# [Given records]
____
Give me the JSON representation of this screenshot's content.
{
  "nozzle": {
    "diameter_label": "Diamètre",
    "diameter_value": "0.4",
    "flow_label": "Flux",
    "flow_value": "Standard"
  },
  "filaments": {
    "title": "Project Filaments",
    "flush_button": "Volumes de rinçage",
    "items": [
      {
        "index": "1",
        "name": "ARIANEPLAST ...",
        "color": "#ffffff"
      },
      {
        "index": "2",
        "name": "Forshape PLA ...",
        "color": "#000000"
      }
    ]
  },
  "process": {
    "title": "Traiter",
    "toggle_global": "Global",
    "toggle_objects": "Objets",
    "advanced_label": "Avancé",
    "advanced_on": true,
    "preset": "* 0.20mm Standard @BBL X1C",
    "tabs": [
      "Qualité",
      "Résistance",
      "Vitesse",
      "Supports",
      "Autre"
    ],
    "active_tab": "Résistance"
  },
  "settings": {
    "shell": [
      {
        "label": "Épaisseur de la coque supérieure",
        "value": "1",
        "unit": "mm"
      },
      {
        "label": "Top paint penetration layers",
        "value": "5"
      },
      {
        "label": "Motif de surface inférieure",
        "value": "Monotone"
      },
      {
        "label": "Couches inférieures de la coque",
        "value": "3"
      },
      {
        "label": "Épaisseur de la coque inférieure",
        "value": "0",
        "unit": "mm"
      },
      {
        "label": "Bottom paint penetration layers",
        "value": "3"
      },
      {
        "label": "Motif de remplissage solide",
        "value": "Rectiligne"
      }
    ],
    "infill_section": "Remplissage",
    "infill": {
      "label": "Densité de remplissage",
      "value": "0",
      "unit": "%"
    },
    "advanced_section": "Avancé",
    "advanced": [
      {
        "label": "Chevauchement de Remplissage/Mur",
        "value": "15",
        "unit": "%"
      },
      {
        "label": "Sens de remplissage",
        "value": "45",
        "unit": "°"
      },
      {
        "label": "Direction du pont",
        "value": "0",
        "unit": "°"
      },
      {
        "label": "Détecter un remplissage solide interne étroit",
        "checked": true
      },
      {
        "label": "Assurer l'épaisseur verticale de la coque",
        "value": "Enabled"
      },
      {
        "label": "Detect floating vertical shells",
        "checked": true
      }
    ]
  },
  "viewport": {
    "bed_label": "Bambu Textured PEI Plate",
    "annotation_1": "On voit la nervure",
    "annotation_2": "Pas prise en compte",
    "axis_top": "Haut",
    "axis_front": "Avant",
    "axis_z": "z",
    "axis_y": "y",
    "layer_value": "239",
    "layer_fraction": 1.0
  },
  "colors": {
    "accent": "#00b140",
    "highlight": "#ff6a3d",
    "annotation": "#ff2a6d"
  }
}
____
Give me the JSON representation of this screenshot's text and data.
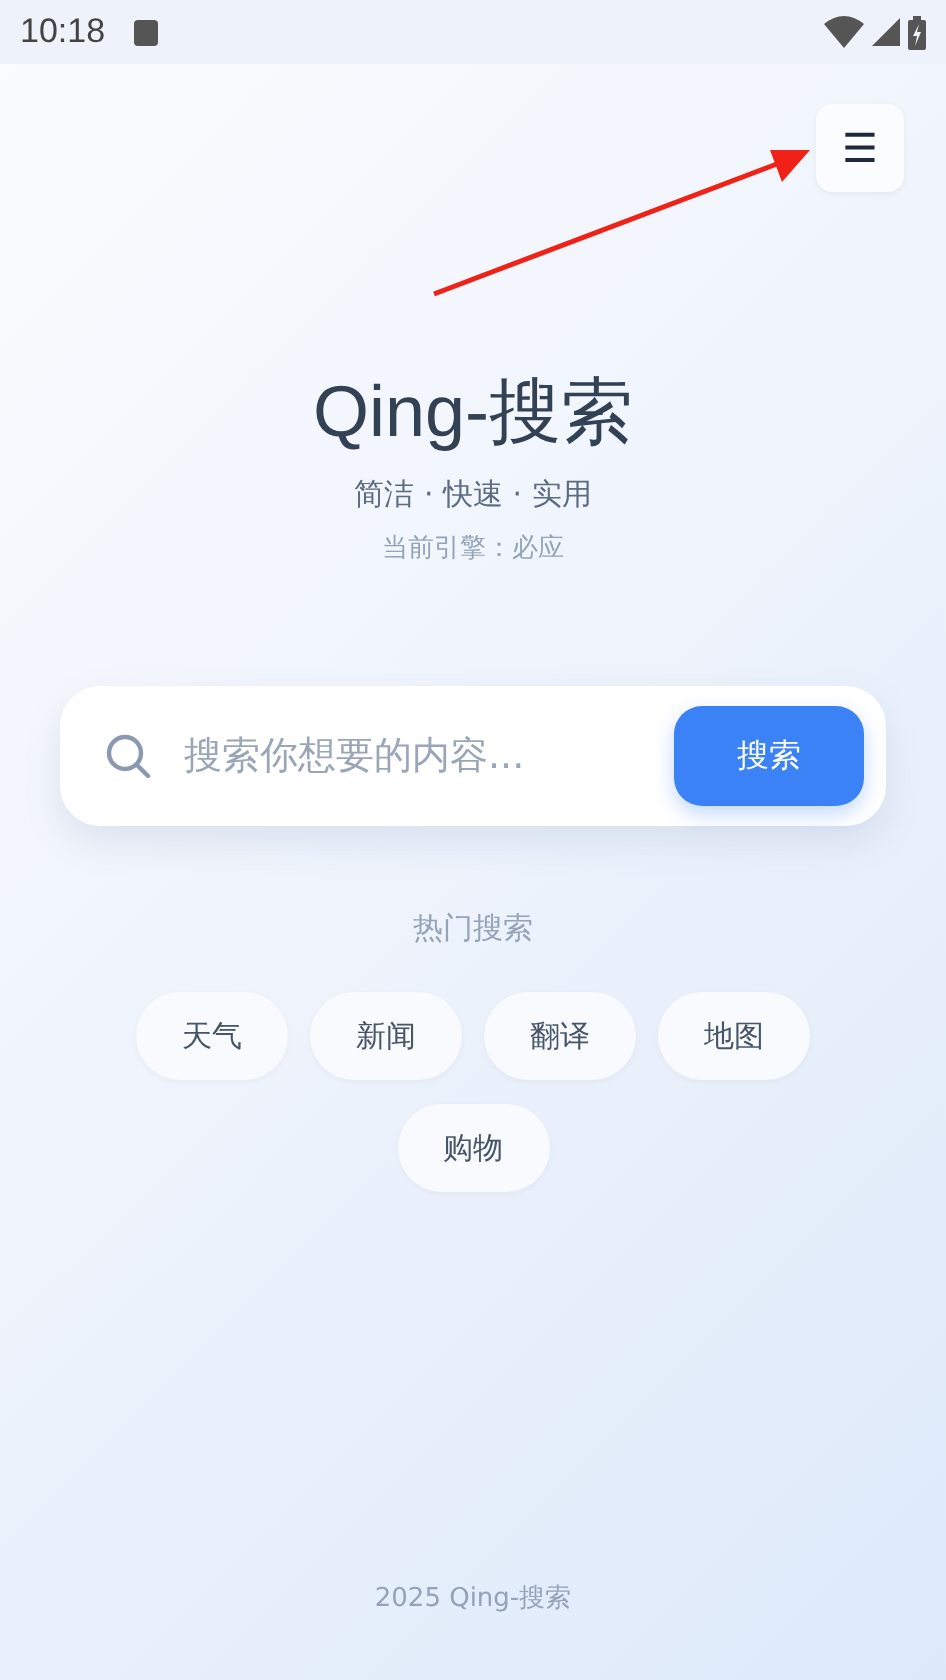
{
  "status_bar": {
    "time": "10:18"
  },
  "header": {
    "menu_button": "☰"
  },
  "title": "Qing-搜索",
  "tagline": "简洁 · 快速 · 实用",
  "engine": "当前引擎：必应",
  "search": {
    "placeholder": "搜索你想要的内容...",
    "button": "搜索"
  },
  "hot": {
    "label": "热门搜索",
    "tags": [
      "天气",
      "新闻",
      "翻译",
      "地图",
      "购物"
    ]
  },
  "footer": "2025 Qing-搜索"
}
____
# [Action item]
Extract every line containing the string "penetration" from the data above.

# [Task answer]
        "label": "Top paint penetration layers",
        "label": "Bottom paint penetration layers",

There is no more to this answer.